TO DO
From the records below, work out how many lines carry the string "value". Leave out everything but the number.

____________________

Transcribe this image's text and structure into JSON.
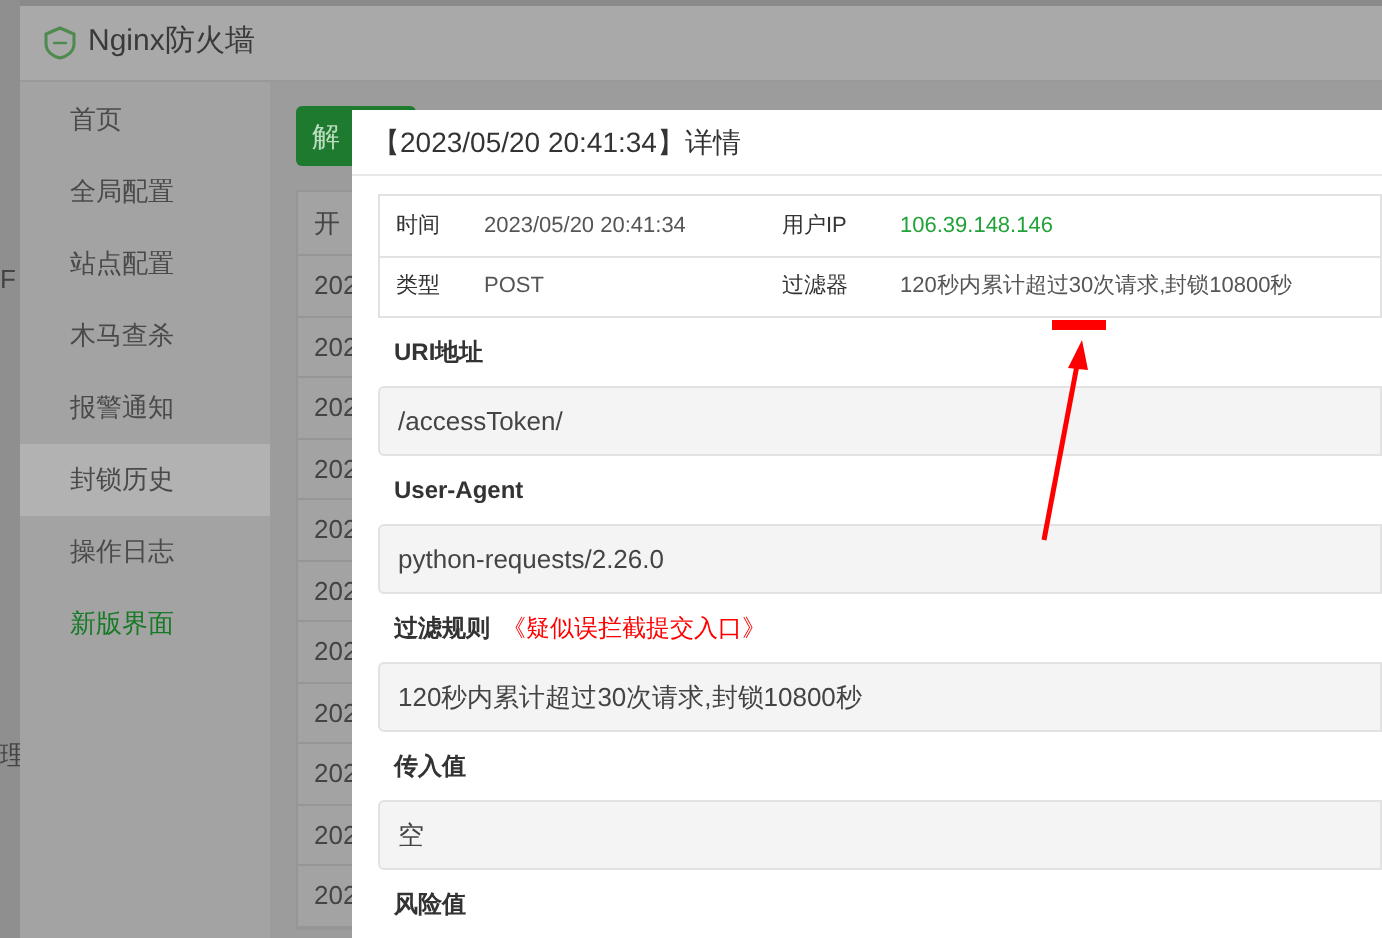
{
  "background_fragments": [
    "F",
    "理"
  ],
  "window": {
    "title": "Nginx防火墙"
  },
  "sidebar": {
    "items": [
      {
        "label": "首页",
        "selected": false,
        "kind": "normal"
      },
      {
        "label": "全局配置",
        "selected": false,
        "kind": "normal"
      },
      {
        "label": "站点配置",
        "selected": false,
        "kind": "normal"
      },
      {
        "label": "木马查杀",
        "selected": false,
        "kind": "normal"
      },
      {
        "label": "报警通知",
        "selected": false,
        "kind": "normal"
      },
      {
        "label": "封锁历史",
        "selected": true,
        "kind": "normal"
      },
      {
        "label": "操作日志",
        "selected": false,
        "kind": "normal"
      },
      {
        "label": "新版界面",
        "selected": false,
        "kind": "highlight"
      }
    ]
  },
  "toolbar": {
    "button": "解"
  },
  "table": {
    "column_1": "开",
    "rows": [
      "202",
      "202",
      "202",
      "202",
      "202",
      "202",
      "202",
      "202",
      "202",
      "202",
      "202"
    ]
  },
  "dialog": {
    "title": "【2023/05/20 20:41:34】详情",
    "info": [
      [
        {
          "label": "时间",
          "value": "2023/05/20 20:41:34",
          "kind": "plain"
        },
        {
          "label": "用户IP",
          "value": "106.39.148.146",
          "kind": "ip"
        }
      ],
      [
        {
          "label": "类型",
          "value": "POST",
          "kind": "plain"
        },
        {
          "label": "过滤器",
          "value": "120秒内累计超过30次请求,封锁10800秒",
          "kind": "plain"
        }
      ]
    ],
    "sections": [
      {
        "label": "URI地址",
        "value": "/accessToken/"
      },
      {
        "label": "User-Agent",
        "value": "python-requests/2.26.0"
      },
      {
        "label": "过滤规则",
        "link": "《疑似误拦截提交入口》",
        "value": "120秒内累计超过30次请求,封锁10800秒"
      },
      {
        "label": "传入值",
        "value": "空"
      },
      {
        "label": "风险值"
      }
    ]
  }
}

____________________

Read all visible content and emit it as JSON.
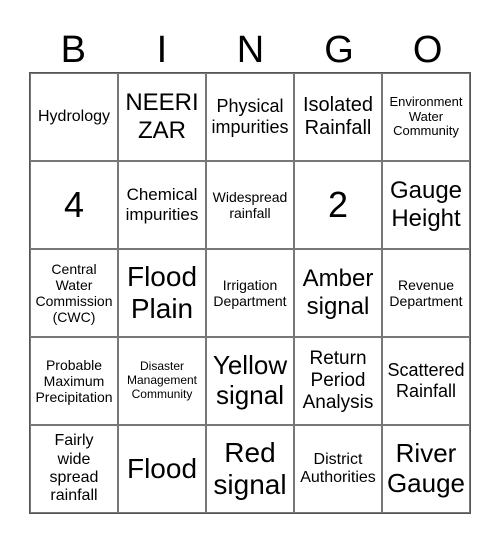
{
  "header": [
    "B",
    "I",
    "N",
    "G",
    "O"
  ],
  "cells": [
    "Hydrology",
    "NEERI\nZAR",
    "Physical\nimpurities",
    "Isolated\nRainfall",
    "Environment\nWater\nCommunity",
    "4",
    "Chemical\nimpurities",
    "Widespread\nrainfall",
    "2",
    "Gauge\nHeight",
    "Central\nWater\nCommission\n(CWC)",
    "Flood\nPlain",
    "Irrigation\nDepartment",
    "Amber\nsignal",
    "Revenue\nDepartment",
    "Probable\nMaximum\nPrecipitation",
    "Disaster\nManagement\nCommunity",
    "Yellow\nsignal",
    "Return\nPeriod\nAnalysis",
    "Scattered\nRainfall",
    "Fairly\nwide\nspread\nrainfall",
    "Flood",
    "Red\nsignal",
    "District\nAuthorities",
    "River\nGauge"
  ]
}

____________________

EXERCISE RESULT
8